There are no stops on the cruise, the boat just goes all the way down to the second bridge, makes a U-turn, and returns to the same port that we departed from. The entire cruise took about 2 hours, and we were able to see the Dolmabahce Palace, and many other impressive villas along the way. By the second bridge there is even a walled fortress which was quite interesting to see.

Dolmabahce Palace Istanbul
Dolmabahce Palace

While this is not one of the must do things in Istanbul, it is definitely something that could be a nice relaxing activity for those with extra time.

Things to do in Istanbul
Ortakoy Mosque

Key Information

Hours: 1,5 – 2 hours ;

Price: 25 TL;

Address: Hobyar, 34112 Fatih/İstanbul, Turkey;

10. Istanbul Food Tour

This may just be one of the best food tours I’ve ever taken. It is over 6 hours long and includes at least 12 stops. Everything from breakfast (our guide picked up tons of food from the stalls around the spice market) to Turkish coffee, fantastic street food and dessert, this tour had it all. The tour starts by the Spice Bazaar (Egyptian Market) which is where the group met. Our tour guide, Latif, was wildly knowlegeable not just about food, but about Istanbul and Turkey as a whole, and that made the tour all the more enjoyable. Breakfast included simit, menemen, tea, cheeses, olives and more, and was a perfect start to the day.

Things to do in Istanbul: Food tour
Baked Pumpkin Dolmabahce Palace

From there we took a ferry across the river to Kadikoy (the Asia side) where the majority of stops were. We had some Turkish coffee with lokum, and then went to the world famous Ciya Sofrasi where we were presented with over a dozen different dishes to try.

Lachmacun -  flatbread with herbs and spices
Lachmacun – flatbread with herbs and spices

The following three hours consisted of walking around the Kadikoy area and hitting 9 more vendors with delicious food.
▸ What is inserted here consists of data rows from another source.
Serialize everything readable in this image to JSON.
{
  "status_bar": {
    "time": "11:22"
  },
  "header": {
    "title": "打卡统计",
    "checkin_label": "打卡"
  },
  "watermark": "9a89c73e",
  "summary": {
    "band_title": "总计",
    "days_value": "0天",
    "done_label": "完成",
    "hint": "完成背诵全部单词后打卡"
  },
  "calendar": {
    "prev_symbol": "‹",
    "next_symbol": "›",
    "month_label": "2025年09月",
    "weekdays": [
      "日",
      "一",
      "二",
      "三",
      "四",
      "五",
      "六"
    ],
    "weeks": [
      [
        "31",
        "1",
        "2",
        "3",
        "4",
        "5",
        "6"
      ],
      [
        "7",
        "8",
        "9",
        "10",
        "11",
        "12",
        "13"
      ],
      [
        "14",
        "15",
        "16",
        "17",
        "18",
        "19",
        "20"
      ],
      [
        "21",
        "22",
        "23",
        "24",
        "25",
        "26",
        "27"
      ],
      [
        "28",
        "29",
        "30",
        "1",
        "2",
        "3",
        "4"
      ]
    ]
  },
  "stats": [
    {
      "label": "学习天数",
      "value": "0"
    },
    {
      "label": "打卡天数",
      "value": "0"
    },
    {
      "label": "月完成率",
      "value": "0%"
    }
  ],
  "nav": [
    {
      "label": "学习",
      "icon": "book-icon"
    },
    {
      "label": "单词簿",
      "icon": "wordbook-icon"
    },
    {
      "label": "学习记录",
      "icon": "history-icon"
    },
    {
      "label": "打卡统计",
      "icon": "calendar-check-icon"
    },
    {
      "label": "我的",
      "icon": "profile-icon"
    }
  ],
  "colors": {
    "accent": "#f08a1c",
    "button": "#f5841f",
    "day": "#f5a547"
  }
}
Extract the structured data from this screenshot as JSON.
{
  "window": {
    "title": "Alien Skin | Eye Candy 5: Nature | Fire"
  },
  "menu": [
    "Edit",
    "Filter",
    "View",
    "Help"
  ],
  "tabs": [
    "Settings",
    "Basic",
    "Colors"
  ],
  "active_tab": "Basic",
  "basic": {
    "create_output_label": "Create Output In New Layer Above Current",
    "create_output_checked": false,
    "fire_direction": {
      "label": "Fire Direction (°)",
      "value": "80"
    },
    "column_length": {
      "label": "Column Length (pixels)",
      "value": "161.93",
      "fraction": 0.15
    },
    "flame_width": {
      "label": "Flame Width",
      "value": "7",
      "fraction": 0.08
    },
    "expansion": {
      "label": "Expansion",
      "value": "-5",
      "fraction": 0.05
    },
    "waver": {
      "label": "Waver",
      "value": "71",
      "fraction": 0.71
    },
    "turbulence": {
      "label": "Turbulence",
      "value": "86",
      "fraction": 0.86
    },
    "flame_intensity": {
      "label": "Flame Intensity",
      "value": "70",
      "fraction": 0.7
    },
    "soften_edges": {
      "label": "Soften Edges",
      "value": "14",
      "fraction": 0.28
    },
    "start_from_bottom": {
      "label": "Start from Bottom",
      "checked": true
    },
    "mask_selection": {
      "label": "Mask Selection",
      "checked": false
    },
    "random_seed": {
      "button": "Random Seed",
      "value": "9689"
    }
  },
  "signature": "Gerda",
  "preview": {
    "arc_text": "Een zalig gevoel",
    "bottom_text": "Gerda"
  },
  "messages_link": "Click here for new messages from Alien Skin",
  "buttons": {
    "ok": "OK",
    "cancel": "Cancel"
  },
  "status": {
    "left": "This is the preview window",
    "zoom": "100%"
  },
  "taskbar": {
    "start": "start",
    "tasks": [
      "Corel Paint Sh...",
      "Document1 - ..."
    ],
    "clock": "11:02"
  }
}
I can guarantee by the end of this tour you will be far from hungry, and will probably decide to skip dinner.

Cig Kofte
Cig Kofte
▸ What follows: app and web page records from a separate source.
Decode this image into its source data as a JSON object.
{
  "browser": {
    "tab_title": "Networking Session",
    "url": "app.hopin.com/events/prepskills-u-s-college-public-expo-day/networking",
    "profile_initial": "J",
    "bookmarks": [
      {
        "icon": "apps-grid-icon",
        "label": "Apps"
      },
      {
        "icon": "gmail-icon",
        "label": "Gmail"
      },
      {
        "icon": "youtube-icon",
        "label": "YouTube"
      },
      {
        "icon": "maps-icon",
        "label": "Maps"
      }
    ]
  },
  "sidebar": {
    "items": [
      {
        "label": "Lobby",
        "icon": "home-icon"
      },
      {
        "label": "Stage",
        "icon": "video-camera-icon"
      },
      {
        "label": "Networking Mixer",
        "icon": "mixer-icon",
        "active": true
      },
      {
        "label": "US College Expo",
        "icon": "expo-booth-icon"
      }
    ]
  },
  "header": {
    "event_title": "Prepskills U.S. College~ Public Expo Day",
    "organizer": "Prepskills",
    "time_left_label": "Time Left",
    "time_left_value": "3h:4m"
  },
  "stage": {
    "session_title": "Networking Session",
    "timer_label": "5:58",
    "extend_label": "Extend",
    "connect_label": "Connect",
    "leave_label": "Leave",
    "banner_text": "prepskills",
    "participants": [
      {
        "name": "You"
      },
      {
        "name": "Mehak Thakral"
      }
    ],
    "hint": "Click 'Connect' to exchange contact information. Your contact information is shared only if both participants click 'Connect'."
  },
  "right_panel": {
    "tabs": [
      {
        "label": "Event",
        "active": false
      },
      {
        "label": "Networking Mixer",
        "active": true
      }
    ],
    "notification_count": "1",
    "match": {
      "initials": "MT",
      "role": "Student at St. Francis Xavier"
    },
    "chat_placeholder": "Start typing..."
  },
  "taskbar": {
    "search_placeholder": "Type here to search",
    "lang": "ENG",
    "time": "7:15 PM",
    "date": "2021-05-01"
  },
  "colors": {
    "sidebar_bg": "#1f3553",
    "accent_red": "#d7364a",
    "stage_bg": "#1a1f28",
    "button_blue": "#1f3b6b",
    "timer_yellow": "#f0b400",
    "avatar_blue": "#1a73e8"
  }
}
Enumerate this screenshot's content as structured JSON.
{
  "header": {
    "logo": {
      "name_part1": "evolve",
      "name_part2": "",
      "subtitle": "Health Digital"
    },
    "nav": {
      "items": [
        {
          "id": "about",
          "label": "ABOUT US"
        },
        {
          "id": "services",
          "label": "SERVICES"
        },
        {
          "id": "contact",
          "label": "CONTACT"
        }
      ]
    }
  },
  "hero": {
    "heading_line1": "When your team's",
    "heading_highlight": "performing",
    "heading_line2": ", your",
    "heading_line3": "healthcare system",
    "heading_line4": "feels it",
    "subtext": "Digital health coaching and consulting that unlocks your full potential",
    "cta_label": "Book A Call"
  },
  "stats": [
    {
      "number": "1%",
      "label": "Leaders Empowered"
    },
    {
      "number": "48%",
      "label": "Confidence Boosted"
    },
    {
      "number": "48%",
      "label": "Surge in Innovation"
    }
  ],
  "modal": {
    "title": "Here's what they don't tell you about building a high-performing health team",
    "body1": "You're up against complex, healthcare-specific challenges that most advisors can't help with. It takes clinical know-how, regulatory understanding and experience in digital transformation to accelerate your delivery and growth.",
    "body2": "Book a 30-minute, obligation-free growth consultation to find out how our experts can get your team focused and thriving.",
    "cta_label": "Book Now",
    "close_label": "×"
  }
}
You can read Cody’s full in detail guide for the Istanbul Food Tour here, including all addresses of the restaurants and tons of pictures. Booking is super simple, and can be done here.

Key Information

Hours: 9 AM – 3:30 PM;

Price: 500 TL;

Address: meeting point at the Spice bazaar;

Check out 5 Foods In Istanbul You Have To Try

Ten Things To Do In Istanbul

1 COMMENT

  1. Cody | 15th Nov 19

    Great list! Love Istanbul.

Leave A Comment

Your email address will not be published. Required fields are marked *